El Departamento de Informática de la Universidad Técnica Federico Santa María tiene el agrado de invitar a la comunidad Universitaria a su ciclo de coloquios 2023. La presentación se realizará en inglés, en la Sala F106 del Campus Casa Central con videoconferencia a la sala B038 (LPA) del Campus San Joaquín y transmisión en https://tv.inf.utfsm.cl/coloquio.
Participa, sin previa inscripción, asistiendo al lugar indicado o ingresando al enlace el día y hora del evento (enlace se actualiza al momento del coloquio)
Thomas Stützle, Research director of the Belgian F.R.S.-FNRS (National Science Foundation)

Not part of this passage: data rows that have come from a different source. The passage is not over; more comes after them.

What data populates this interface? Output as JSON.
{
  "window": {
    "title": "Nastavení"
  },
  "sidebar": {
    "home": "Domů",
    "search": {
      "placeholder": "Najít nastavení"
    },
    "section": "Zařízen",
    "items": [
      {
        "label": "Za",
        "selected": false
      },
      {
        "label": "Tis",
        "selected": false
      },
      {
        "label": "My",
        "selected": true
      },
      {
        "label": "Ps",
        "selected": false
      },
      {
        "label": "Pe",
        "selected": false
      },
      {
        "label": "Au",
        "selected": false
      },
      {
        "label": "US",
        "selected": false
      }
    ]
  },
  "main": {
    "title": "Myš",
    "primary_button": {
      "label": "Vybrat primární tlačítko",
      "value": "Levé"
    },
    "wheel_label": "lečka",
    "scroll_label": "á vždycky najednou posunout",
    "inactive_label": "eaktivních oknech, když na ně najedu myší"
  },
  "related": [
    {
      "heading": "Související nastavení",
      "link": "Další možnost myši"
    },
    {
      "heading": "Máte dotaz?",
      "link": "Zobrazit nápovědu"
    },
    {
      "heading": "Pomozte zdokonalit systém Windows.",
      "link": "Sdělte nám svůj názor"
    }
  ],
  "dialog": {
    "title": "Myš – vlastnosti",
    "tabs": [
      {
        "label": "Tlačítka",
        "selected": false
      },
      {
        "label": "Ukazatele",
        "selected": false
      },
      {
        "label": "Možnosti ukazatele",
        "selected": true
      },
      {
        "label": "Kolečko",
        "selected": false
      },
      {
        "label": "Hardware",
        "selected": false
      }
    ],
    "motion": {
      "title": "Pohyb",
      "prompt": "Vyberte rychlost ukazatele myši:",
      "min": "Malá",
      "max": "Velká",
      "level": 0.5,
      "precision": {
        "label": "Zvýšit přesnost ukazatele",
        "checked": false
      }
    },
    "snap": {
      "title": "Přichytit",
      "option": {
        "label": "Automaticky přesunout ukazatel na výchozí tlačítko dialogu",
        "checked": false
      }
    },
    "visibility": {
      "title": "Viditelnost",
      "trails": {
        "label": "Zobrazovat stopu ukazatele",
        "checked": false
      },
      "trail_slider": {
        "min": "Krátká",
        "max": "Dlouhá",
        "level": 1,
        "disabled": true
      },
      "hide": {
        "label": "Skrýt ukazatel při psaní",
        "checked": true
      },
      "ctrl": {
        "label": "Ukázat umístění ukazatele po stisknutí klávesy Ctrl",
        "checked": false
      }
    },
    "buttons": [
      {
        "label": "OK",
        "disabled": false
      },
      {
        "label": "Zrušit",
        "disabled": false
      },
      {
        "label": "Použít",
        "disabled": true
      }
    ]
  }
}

Thomas Stützle is a research director of the Belgian F.R.S.-FNRS (National Science Foundation) working at the IRIDIA laboratory of Université libre de Bruxelles (ULB), Belgium. He has co-authored three books among which are “Stochastic Local Search: Foundations and Applications” (Morgan Kaufmann) and “Ant Colony Optimization” (MIT Press), both being the main references in their respective areas. His other publications include more than 250 articles in journals, international conferences or edited books many of which are highly cited. In fact, his research contributions received so far more than 55,000 citations in Google Scholar and his h-index is 81. His main research interests are in stochastic local search algorithms, multi-objective optimization, and automatic design of algorithms.

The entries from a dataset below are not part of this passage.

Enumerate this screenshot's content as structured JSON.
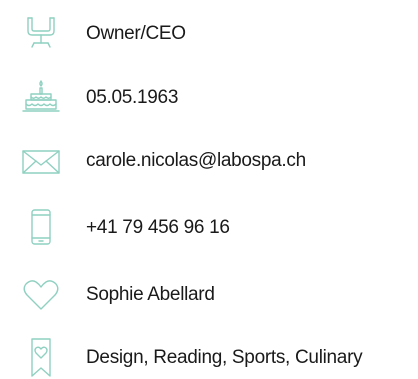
{
  "accent_color": "#8fd0c0",
  "profile": {
    "items": [
      {
        "icon": "chair-icon",
        "label": "Owner/CEO"
      },
      {
        "icon": "birthday-cake-icon",
        "label": "05.05.1963"
      },
      {
        "icon": "envelope-icon",
        "label": "carole.nicolas@labospa.ch"
      },
      {
        "icon": "mobile-phone-icon",
        "label": "+41 79 456 96 16"
      },
      {
        "icon": "heart-icon",
        "label": "Sophie Abellard"
      },
      {
        "icon": "bookmark-heart-icon",
        "label": "Design, Reading, Sports, Culinary"
      }
    ]
  }
}
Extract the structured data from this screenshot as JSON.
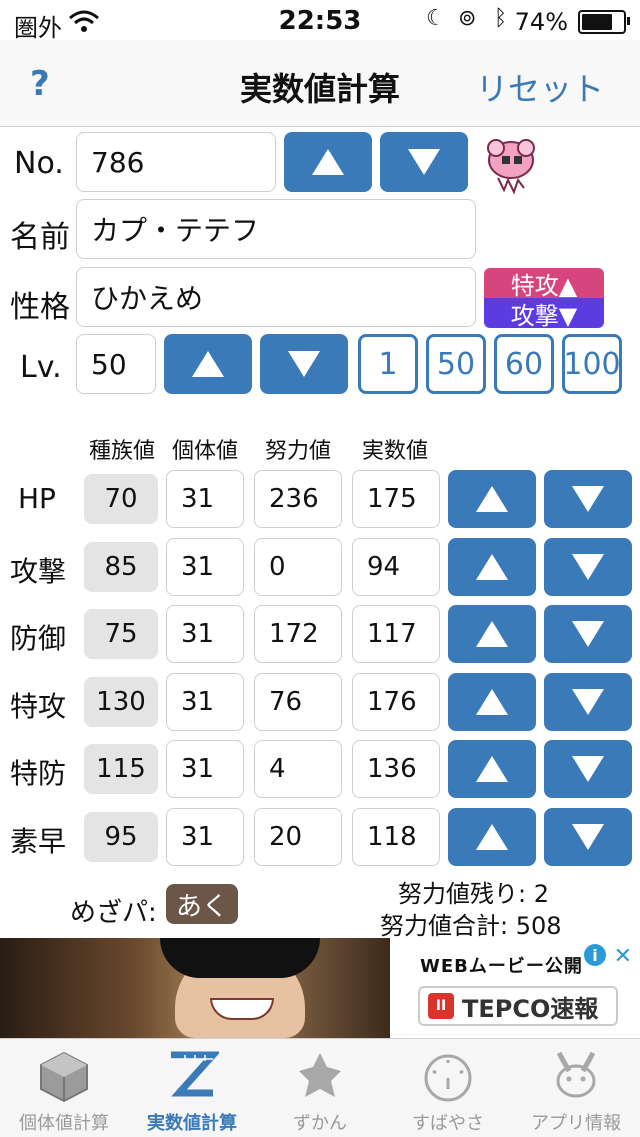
{
  "status_bar": {
    "carrier": "圏外",
    "time": "22:53",
    "battery": "74%",
    "battery_level": 0.74
  },
  "nav": {
    "help": "?",
    "title": "実数値計算",
    "reset": "リセット"
  },
  "form": {
    "no_label": "No.",
    "no_value": "786",
    "name_label": "名前",
    "name_value": "カプ・テテフ",
    "nature_label": "性格",
    "nature_value": "ひかえめ",
    "nature_up": "特攻▲",
    "nature_down": "攻撃▼",
    "lv_label": "Lv.",
    "lv_value": "50",
    "lv_presets": [
      "1",
      "50",
      "60",
      "100"
    ]
  },
  "stats": {
    "headers": [
      "種族値",
      "個体値",
      "努力値",
      "実数値"
    ],
    "rows": [
      {
        "name": "HP",
        "base": "70",
        "iv": "31",
        "ev": "236",
        "actual": "175"
      },
      {
        "name": "攻撃",
        "base": "85",
        "iv": "31",
        "ev": "0",
        "actual": "94"
      },
      {
        "name": "防御",
        "base": "75",
        "iv": "31",
        "ev": "172",
        "actual": "117"
      },
      {
        "name": "特攻",
        "base": "130",
        "iv": "31",
        "ev": "76",
        "actual": "176"
      },
      {
        "name": "特防",
        "base": "115",
        "iv": "31",
        "ev": "4",
        "actual": "136"
      },
      {
        "name": "素早",
        "base": "95",
        "iv": "31",
        "ev": "20",
        "actual": "118"
      }
    ]
  },
  "footer": {
    "hidden_power_label": "めざパ:",
    "hidden_power_value": "あく",
    "ev_remaining": "努力値残り: 2",
    "ev_total": "努力値合計: 508"
  },
  "ad": {
    "headline": "WEBムービー公開",
    "brand": "TEPCO速報",
    "brand_mark": "II"
  },
  "tabs": [
    {
      "label": "個体値計算",
      "icon": "cube-icon"
    },
    {
      "label": "実数値計算",
      "icon": "z-ruler-icon"
    },
    {
      "label": "ずかん",
      "icon": "pokemon-silhouette-icon"
    },
    {
      "label": "すばやさ",
      "icon": "speedometer-icon"
    },
    {
      "label": "アプリ情報",
      "icon": "pikachu-icon"
    }
  ],
  "colors": {
    "accent": "#3b7ab8",
    "nature_up": "#d6457c",
    "nature_down": "#5a3ce0",
    "hidden_power": "#6b5648"
  }
}
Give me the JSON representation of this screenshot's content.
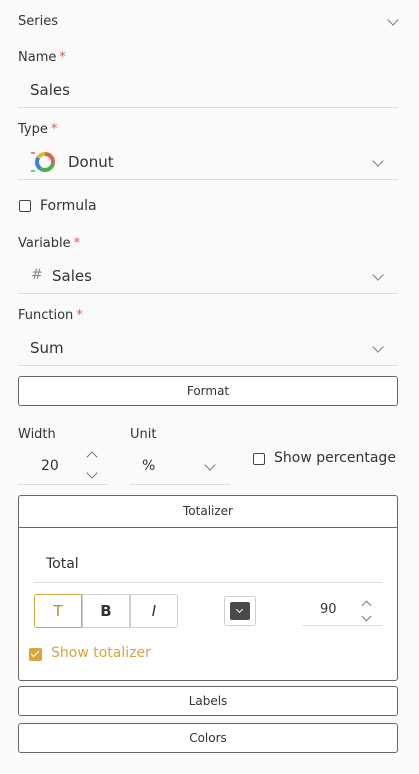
{
  "series": {
    "title": "Series"
  },
  "name": {
    "label": "Name",
    "required": "*",
    "value": "Sales"
  },
  "type": {
    "label": "Type",
    "required": "*",
    "value": "Donut",
    "icon": "donut-chart-icon"
  },
  "formula": {
    "label": "Formula",
    "checked": false
  },
  "variable": {
    "label": "Variable",
    "required": "*",
    "value": "Sales",
    "icon": "hash-icon",
    "icon_glyph": "#"
  },
  "function": {
    "label": "Function",
    "required": "*",
    "value": "Sum"
  },
  "format": {
    "label": "Format"
  },
  "width": {
    "label": "Width",
    "value": "20"
  },
  "unit": {
    "label": "Unit",
    "value": "%"
  },
  "show_percentage": {
    "label": "Show percentage",
    "checked": false
  },
  "totalizer": {
    "label": "Totalizer",
    "text_value": "Total",
    "style_buttons": [
      {
        "glyph": "T",
        "name": "text-style-button",
        "active": true
      },
      {
        "glyph": "B",
        "name": "bold-button",
        "active": false
      },
      {
        "glyph": "I",
        "name": "italic-button",
        "active": false
      }
    ],
    "color": "#4a4a4a",
    "font_size": "90",
    "show_totalizer": {
      "label": "Show totalizer",
      "checked": true
    }
  },
  "labels": {
    "label": "Labels"
  },
  "colors": {
    "label": "Colors"
  },
  "theme": {
    "accent": "#d6a640",
    "required": "#e05a4f"
  }
}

The design and development algorithms can be time-consuming and difficult for a number of reasons including the complexity of the problems being tackled, the large number of degrees of freedom when designing an algorithm and setting its numerical parameters, and the difficulties of algorithm analysis due to heuristic biases and stochasticity. Still very often this design is done manually, mainly guided by the expertise and intuition of the algorithm designer. However, the advancement of automatic algorithm configuration methods offers new possibilities to make this process more automatic, avoid some methodological issues, and at the same time improve the performance of algorithms. In this talk, I will highlight the advantages of addressing algorithm design and configuration by algorithmic techniques; describe the main existing automatic algorithm design techniques; and discuss some of the main successful applications of automatic design we have in our own work. In particular, I will show how flexible algorithm frameworks can support the automatic design of high-performing hybrid stochastic local search algorithms. In fact, even for problems that have received very high attention in the literature new state-of-the-art algorithms can be obtained automatically, that is, without manual algorithm tuning. I will conclude arguing that automatic algorithm design will also have the power to transform the way algorithms for difficult problems are designed in the future